Housing- What can we learn from previous episodes of rising interest rates?
Over the past 30 years, housing price growth has always slowed when interest rates have risen, but higher interest rates have not always been associated with outright falls in house prices.
The difficulty in drawing conclusions about housing prices from past episodes of higher interest rates has been (i) the ongoing structural decline in interest rates and (ii) easier access to credit, both providing a significant cushion to house prices when faced with headwinds. The absence of a significant economic downturn post GFC has also clearly helped.
Over the inflation targeting period since the early 1990s, the fall in interest rates has played a key role in fundamentally supporting higher housing prices. Historically low interest rates since mid-2019 have more recently been the key catalyst for a higher ‘capacity to pay’ for housing. New mortgage repayment affordability is now however starting to flash red, and this is clearly illustrated in the forecasted personal financial situation highlighted in the graph below.
Personal financial situation (One-year ahead)
Source: Roy Morgan, Macrobond, ANZ Research
The housing ‘affordability’ issue in New Zealand relates to the ever-increasing size of the deposit (relative to income) needed to buy a home. This is now most acute for first home buyers, ironically when the Government has campaigned on the fact that these were the group that they were most needing to support.
I suspect that the RBNZ is unlikely to continue to increase the cash rate if housing price declines appear disorderly and/or if there are clear signs that the economy is unduly suffering. In that regard, the 2018-19 episode remains fresh in the mind. National housing prices stalled from September 2017 to mid-2019. This was not because interest rates went up nor was there any significant inflationary pressure – it was due to tighter credit conditions partly engineered by the Aussie banks, against the backdrop of the Banking Royal Commission happening in Australia. The result was that the RBNZ were surprised at how much consumer spending growth slowed at the time. The RBNZ then cut the cash rate in 2019 before COVID saw further monetary policy easing.

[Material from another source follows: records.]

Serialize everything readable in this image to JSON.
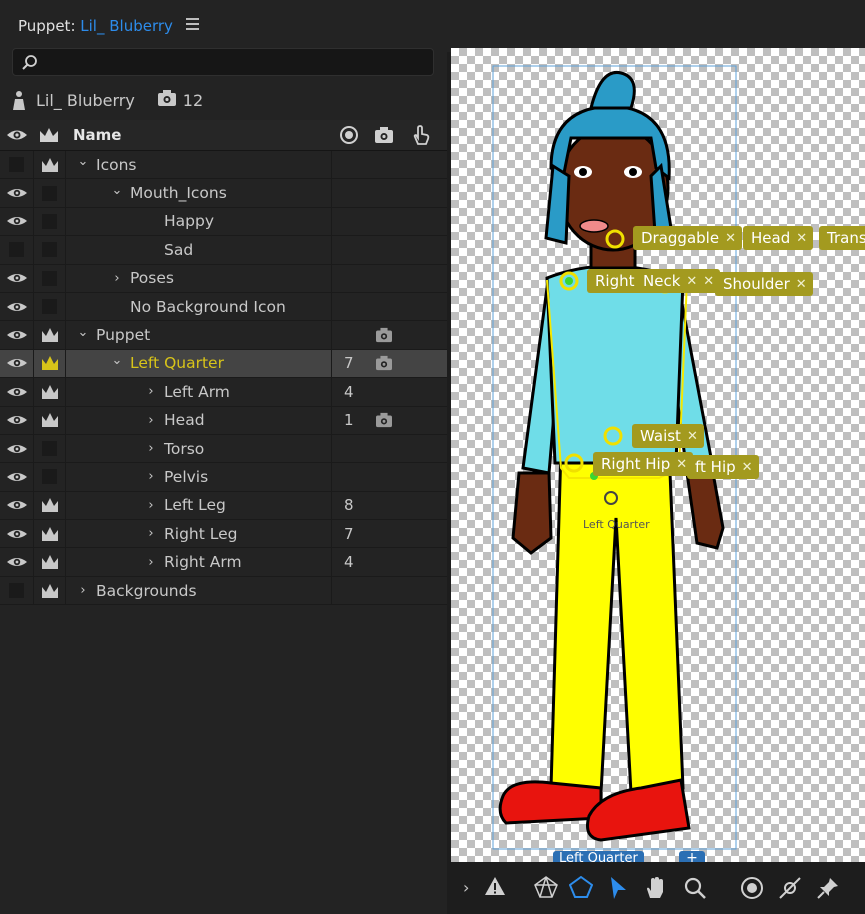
{
  "panel": {
    "title_prefix": "Puppet:",
    "puppet_name": "Lil_ Bluberry"
  },
  "search": {
    "placeholder": ""
  },
  "puppet_info": {
    "name": "Lil_ Bluberry",
    "count": "12"
  },
  "columns": {
    "name": "Name"
  },
  "rows": [
    {
      "label": "Icons",
      "indent": 0,
      "chevron": "down",
      "eye": false,
      "crown": true,
      "num": "",
      "cam": false
    },
    {
      "label": "Mouth_Icons",
      "indent": 1,
      "chevron": "down",
      "eye": true,
      "crown": false,
      "num": "",
      "cam": false
    },
    {
      "label": "Happy",
      "indent": 2,
      "chevron": "",
      "eye": true,
      "crown": false,
      "num": "",
      "cam": false
    },
    {
      "label": "Sad",
      "indent": 2,
      "chevron": "",
      "eye": false,
      "crown": false,
      "num": "",
      "cam": false
    },
    {
      "label": "Poses",
      "indent": 1,
      "chevron": "right",
      "eye": true,
      "crown": false,
      "num": "",
      "cam": false
    },
    {
      "label": "No Background Icon",
      "indent": 1,
      "chevron": "",
      "eye": true,
      "crown": false,
      "num": "",
      "cam": false
    },
    {
      "label": "Puppet",
      "indent": 0,
      "chevron": "down",
      "eye": true,
      "crown": true,
      "num": "",
      "cam": true
    },
    {
      "label": "Left Quarter",
      "indent": 1,
      "chevron": "down",
      "eye": true,
      "crown": true,
      "num": "7",
      "cam": true,
      "selected": true
    },
    {
      "label": "Left Arm",
      "indent": 2,
      "chevron": "right",
      "eye": true,
      "crown": true,
      "num": "4",
      "cam": false
    },
    {
      "label": "Head",
      "indent": 2,
      "chevron": "right",
      "eye": true,
      "crown": true,
      "num": "1",
      "cam": true
    },
    {
      "label": "Torso",
      "indent": 2,
      "chevron": "right",
      "eye": true,
      "crown": false,
      "num": "",
      "cam": false
    },
    {
      "label": "Pelvis",
      "indent": 2,
      "chevron": "right",
      "eye": true,
      "crown": false,
      "num": "",
      "cam": false
    },
    {
      "label": "Left Leg",
      "indent": 2,
      "chevron": "right",
      "eye": true,
      "crown": true,
      "num": "8",
      "cam": false
    },
    {
      "label": "Right Leg",
      "indent": 2,
      "chevron": "right",
      "eye": true,
      "crown": true,
      "num": "7",
      "cam": false
    },
    {
      "label": "Right Arm",
      "indent": 2,
      "chevron": "right",
      "eye": true,
      "crown": true,
      "num": "4",
      "cam": false
    },
    {
      "label": "Backgrounds",
      "indent": 0,
      "chevron": "right",
      "eye": false,
      "crown": true,
      "num": "",
      "cam": false
    }
  ],
  "handle_tags": {
    "draggable": "Draggable",
    "head": "Head",
    "transform": "Trans",
    "right": "Right",
    "neck": "Neck",
    "shoulder": "Shoulder",
    "waist": "Waist",
    "right_hip": "Right Hip",
    "left_hip": "ft Hip",
    "close_glyph": "✕"
  },
  "origin_label": "Left Quarter",
  "tabs": {
    "left_quarter": "Left Quarter",
    "plus": "+"
  },
  "colors": {
    "accent_blue": "#2d8ceb",
    "tag": "#a39a1f",
    "selected_text": "#d8c419",
    "handle": "#f0e000"
  }
}
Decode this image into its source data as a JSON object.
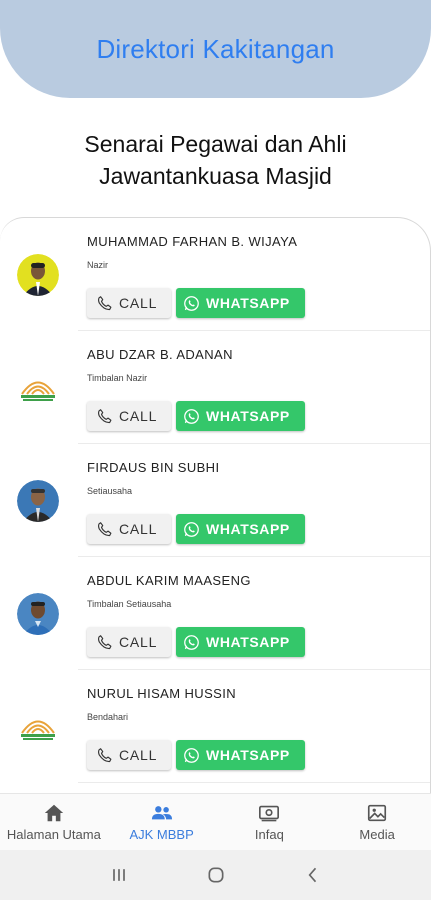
{
  "header": {
    "title": "Direktori Kakitangan"
  },
  "subtitle": {
    "line1": "Senarai Pegawai dan Ahli",
    "line2": "Jawantankuasa Masjid"
  },
  "buttons": {
    "call_label": "CALL",
    "whatsapp_label": "WHATSAPP"
  },
  "colors": {
    "header_bg": "#b9cbe0",
    "title": "#2f7ef0",
    "whatsapp": "#34c76a",
    "nav_active": "#3b7ddd"
  },
  "staff": [
    {
      "name": "MUHAMMAD FARHAN B. WIJAYA",
      "role": "Nazir",
      "avatar": "photo-yellow"
    },
    {
      "name": "ABU DZAR B. ADANAN",
      "role": "Timbalan Nazir",
      "avatar": "mosque-logo"
    },
    {
      "name": "FIRDAUS BIN SUBHI",
      "role": "Setiausaha",
      "avatar": "photo-blue"
    },
    {
      "name": "ABDUL KARIM MAASENG",
      "role": "Timbalan Setiausaha",
      "avatar": "photo-blue-shirt"
    },
    {
      "name": "NURUL HISAM HUSSIN",
      "role": "Bendahari",
      "avatar": "mosque-logo"
    }
  ],
  "bottom_nav": [
    {
      "label": "Halaman Utama",
      "icon": "home-icon",
      "active": false
    },
    {
      "label": "AJK MBBP",
      "icon": "people-icon",
      "active": true
    },
    {
      "label": "Infaq",
      "icon": "money-icon",
      "active": false
    },
    {
      "label": "Media",
      "icon": "gallery-icon",
      "active": false
    }
  ]
}
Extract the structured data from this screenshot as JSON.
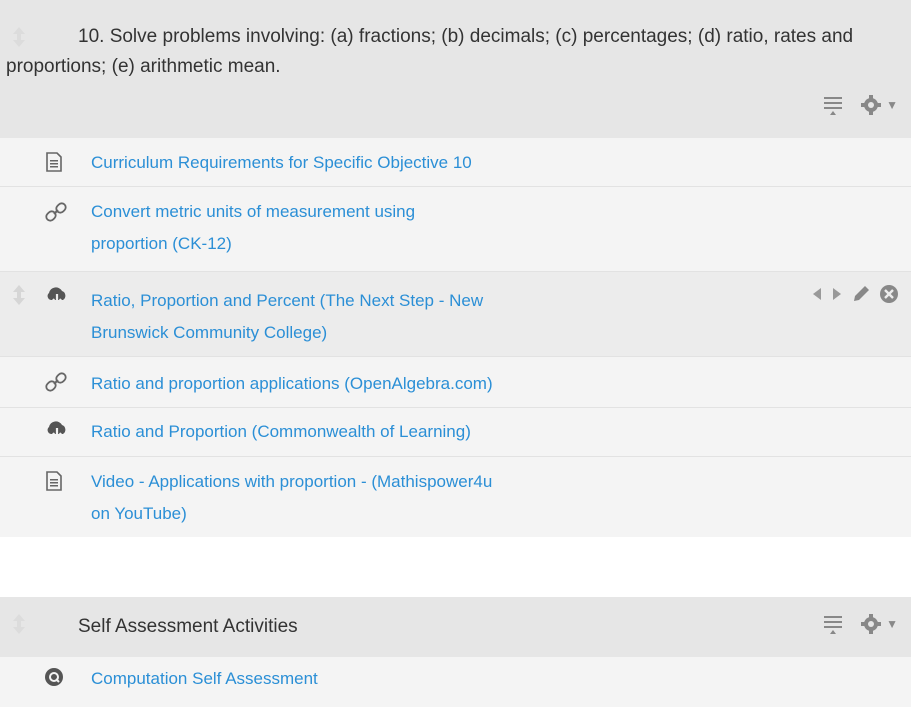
{
  "section1": {
    "title": "10. Solve problems involving: (a) fractions; (b) decimals; (c) percentages; (d) ratio, rates and proportions; (e) arithmetic mean.",
    "items": [
      {
        "icon": "document-icon",
        "line1": "Curriculum Requirements for Specific Objective 10",
        "line2": ""
      },
      {
        "icon": "link-icon",
        "line1": "Convert metric units of measurement using",
        "line2": "proportion (CK-12)"
      },
      {
        "icon": "cloud-download-icon",
        "line1": "Ratio, Proportion and Percent (The Next Step - New",
        "line2": "Brunswick Community College)"
      },
      {
        "icon": "link-icon",
        "line1": "Ratio and proportion applications (OpenAlgebra.com)",
        "line2": ""
      },
      {
        "icon": "cloud-download-icon",
        "line1": "Ratio and Proportion (Commonwealth of Learning)",
        "line2": ""
      },
      {
        "icon": "document-icon",
        "line1": "Video - Applications with proportion - (Mathispower4u",
        "line2": "on YouTube)"
      }
    ]
  },
  "section2": {
    "title": "Self Assessment Activities",
    "items": [
      {
        "icon": "quiz-icon",
        "line1": "Computation Self Assessment"
      }
    ]
  },
  "colors": {
    "link": "#2b8fd6",
    "header_bg": "#e6e6e6",
    "item_bg": "#f4f4f4",
    "icon": "#666666"
  }
}
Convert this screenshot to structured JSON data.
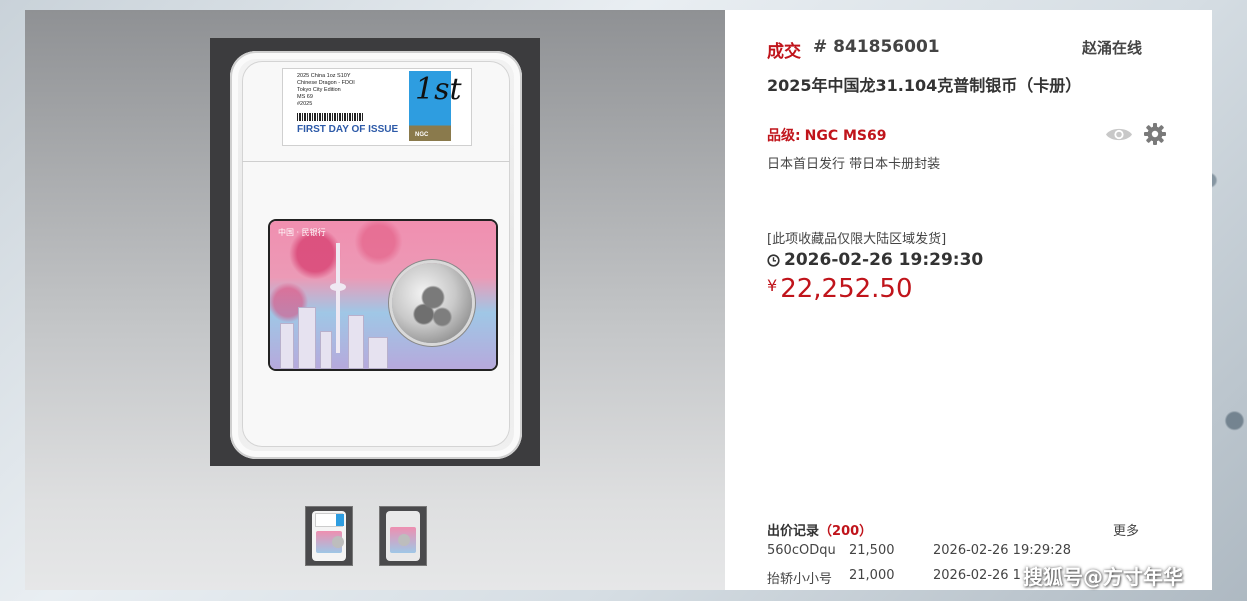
{
  "gallery": {
    "main_image": {
      "label": {
        "lines": [
          "2025 China 1oz S10Y",
          "Chinese Dragon - FDOI",
          "Tokyo City Edition",
          "MS 69",
          "#2025"
        ],
        "first_day_of_issue": "FIRST DAY OF ISSUE",
        "badge_text": "1st",
        "badge_brand": "NGC"
      },
      "card_header": "中国 · 民银行"
    },
    "thumbnails": [
      {
        "name": "thumbnail-1"
      },
      {
        "name": "thumbnail-2"
      }
    ]
  },
  "detail": {
    "status": "成交",
    "lot_number": "# 841856001",
    "seller": "赵涌在线",
    "title": "2025年中国龙31.104克普制银币（卡册）",
    "grade_label": "品级:",
    "grade_value": "NGC MS69",
    "description": "日本首日发行 带日本卡册封装",
    "notice": "[此项收藏品仅限大陆区域发货]",
    "end_time": "2026-02-26 19:29:30",
    "currency_symbol": "¥",
    "price": "22,252.50",
    "bids": {
      "header_label": "出价记录",
      "count_open": "（",
      "count": "200",
      "count_close": "）",
      "more_label": "更多",
      "rows": [
        {
          "user": "560cODqu",
          "amount": "21,500",
          "time": "2026-02-26 19:29:28"
        },
        {
          "user": "抬轿小小号",
          "amount": "21,000",
          "time": "2026-02-26 1"
        }
      ]
    }
  },
  "watermark": "搜狐号@方寸年华",
  "colors": {
    "accent_red": "#c0141b",
    "text_dark": "#333333",
    "badge_blue": "#2e9de0"
  },
  "icons": [
    "eye-icon",
    "gear-icon",
    "clock-icon"
  ]
}
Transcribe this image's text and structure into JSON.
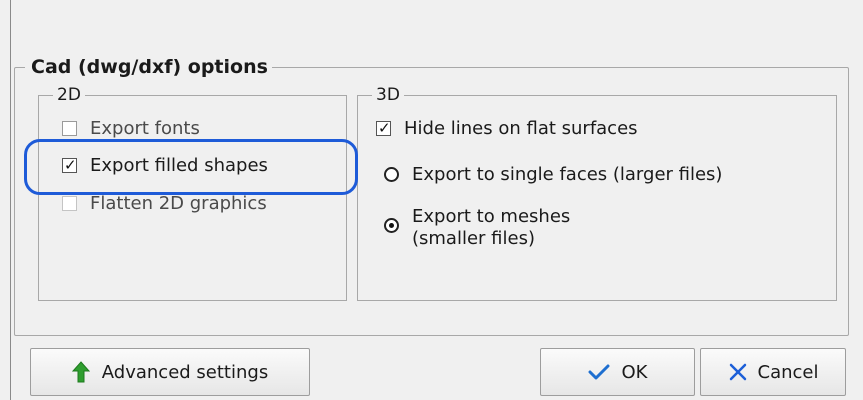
{
  "cad_options": {
    "title": "Cad (dwg/dxf) options",
    "group_2d": {
      "label": "2D",
      "options": [
        {
          "label": "Export fonts",
          "checked": false
        },
        {
          "label": "Export filled shapes",
          "checked": true
        },
        {
          "label": "Flatten 2D graphics",
          "checked": false
        }
      ]
    },
    "group_3d": {
      "label": "3D",
      "hide_lines": {
        "label": "Hide lines on flat surfaces",
        "checked": true
      },
      "export_mode": {
        "options": [
          {
            "label_line1": "Export to single faces (larger files)",
            "label_line2": "",
            "selected": false
          },
          {
            "label_line1": "Export to meshes",
            "label_line2": "(smaller files)",
            "selected": true
          }
        ]
      }
    }
  },
  "buttons": {
    "advanced": "Advanced settings",
    "ok": "OK",
    "cancel": "Cancel"
  },
  "colors": {
    "highlight": "#1e5bd8",
    "arrow_green": "#2f9e2f",
    "ok_check": "#1e6fd0",
    "cancel_x": "#1c5fd8"
  },
  "icons": {
    "advanced": "green-up-arrow-icon",
    "ok": "checkmark-icon",
    "cancel": "x-icon"
  }
}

Why this is important is because the current market pricing suggests that the RBNZ will continue to raise interest rates to combat inflation, but is it as simple as that?
The inflation environment and relative lack of spare capacity in the economy point to upside risks to interest rates. However, the size of falls in our “capacity to pay” for housing measure under the scenario for higher mortgage rates suggests “pain” at the household level will be felt quickly.
Ultimately, the scope for housing price weakness will depend on the extent of monetary policy tightening and the economy’s ability to absorb flow-on effects to consumer spending and dwelling investment. If interest rates rise by more than we think, then larger housing price falls might be in prospect.
Governor Orr has recently been quoted as saying “we’re not in a great place now” and “we are going to need support”, first home buyers are likely feeling the same.